I wasn’t grateful for the car that was waiting in the parking garage, or the money in my purse to pay the parking fee. I wasn’t grateful for the work to which I returned that afternoon that makes my heart sing, I wasn’t grateful for my gifts that made our conversation about ministry over lunch valuable to my hostess. I only saw what I lacked and not what God had given me. I only focused on what I wished that I had instead of the other kinds of grace that surrounded me. I want you to take just one minute and write down on your bulletin, or list in your mind, the times you have been envious just this past week. What were you envious of? What do you wish you had instead of what you do have in resources, gifts, or graces?
Back to the wedding. I spent the two days of the rehearsal and wedding often standing next to the wedding hostess, a lovely woman with whom I was in a prayer and study group for three years. We had a chance to catch up on what had happened in our lives over the previous seven years. With each change in her life, Mary added, “We are so blessed! God has been good.” It was like a refrain in a song. Over and over again, “We are so blessed! God has been good.” Mary’s song of thanksgiving was woven in with the groom’s. Very different life circumstances, but one faithful and generous God whose love cannot be diminished even by our lack of recognition. Even when envy clouds our eyes, God is faithful. Even when our health fails, God is faithful. Even when we are doing well and forget that God is the source of our life and all that we have, God is faithful. Even when the future is uncertain, and we are afraid, God is faithful. Let us give God thanks and praise.
Let us pray.
God of grace and mercy,
You are the source of every good gift.
You clothe the lilies of the field,
You feed the birds of the air,
And you care as much for each one of us.
We ask you to lift the burdens we carry about our well-being,

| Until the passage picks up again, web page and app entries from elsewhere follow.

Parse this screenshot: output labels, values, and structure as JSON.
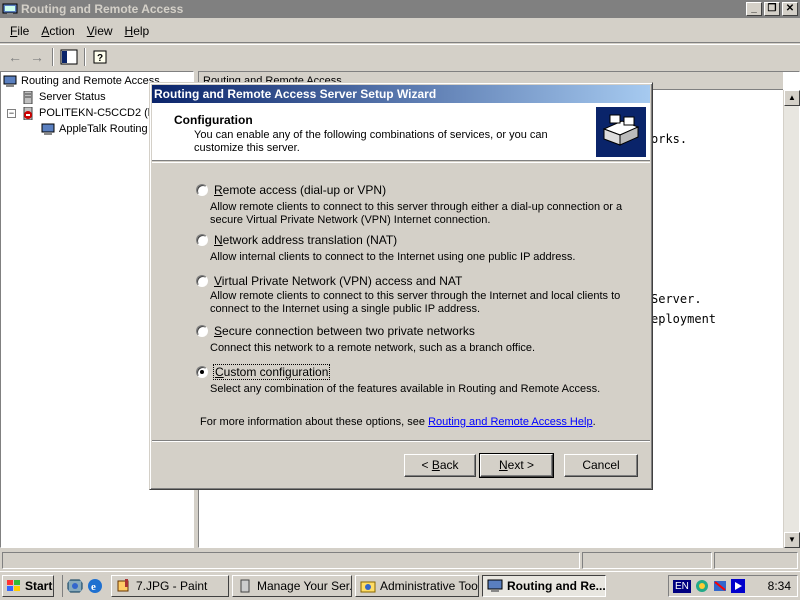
{
  "window": {
    "title": "Routing and Remote Access",
    "controls": [
      "_",
      "❐",
      "✕"
    ]
  },
  "menu": {
    "items": [
      {
        "label_u": "F",
        "label_rest": "ile"
      },
      {
        "label_u": "A",
        "label_rest": "ction"
      },
      {
        "label_u": "V",
        "label_rest": "iew"
      },
      {
        "label_u": "H",
        "label_rest": "elp"
      }
    ]
  },
  "toolbar": {
    "back": "←",
    "forward": "→"
  },
  "tree": {
    "root": "Routing and Remote Access",
    "server_status": "Server Status",
    "server": "POLITEKN-C5CCD2 (lo",
    "appletalk": "AppleTalk Routing",
    "expand_symbol": "−"
  },
  "right_pane": {
    "header": "Routing and Remote Access",
    "text_lines": [
      "orks.",
      "Server.",
      "eployment"
    ]
  },
  "wizard": {
    "title": "Routing and Remote Access Server Setup Wizard",
    "header_title": "Configuration",
    "header_subtitle": "You can enable any of the following combinations of services, or you can customize this server.",
    "options": [
      {
        "label_u": "R",
        "label_rest": "emote access (dial-up or VPN)",
        "desc": "Allow remote clients to connect to this server through either a dial-up connection or a secure Virtual Private Network (VPN) Internet connection.",
        "checked": false
      },
      {
        "label_pre": "",
        "label_u": "N",
        "label_rest": "etwork address translation (NAT)",
        "desc": "Allow internal clients to connect to the Internet using one public IP address.",
        "checked": false
      },
      {
        "label_u": "V",
        "label_rest": "irtual Private Network (VPN) access and NAT",
        "desc": "Allow remote clients to connect to this server through the Internet and local clients to connect to the Internet using a single public IP address.",
        "checked": false
      },
      {
        "label_u": "S",
        "label_rest": "ecure connection between two private networks",
        "desc": "Connect this network to a remote network, such as a branch office.",
        "checked": false
      },
      {
        "label_u": "C",
        "label_rest": "ustom configuration",
        "desc": "Select any combination of the features available in Routing and Remote Access.",
        "checked": true
      }
    ],
    "more_info_text": "For more information about these options, see ",
    "more_info_link": "Routing and Remote Access Help",
    "more_info_end": ".",
    "buttons": {
      "back_pre": "< ",
      "back_u": "B",
      "back_rest": "ack",
      "next_u": "N",
      "next_rest": "ext >",
      "cancel": "Cancel"
    }
  },
  "taskbar": {
    "start": "Start",
    "tasks": [
      {
        "label": "7.JPG - Paint",
        "active": false
      },
      {
        "label": "Manage Your Ser...",
        "active": false
      },
      {
        "label": "Administrative Tools",
        "active": false
      },
      {
        "label": "Routing and Re...",
        "active": true
      }
    ],
    "language": "EN",
    "clock": "8:34"
  }
}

Grant us peace in our hearts
And reliance on your provision
That we may be free from worry
And generous with our time, talents, and resources.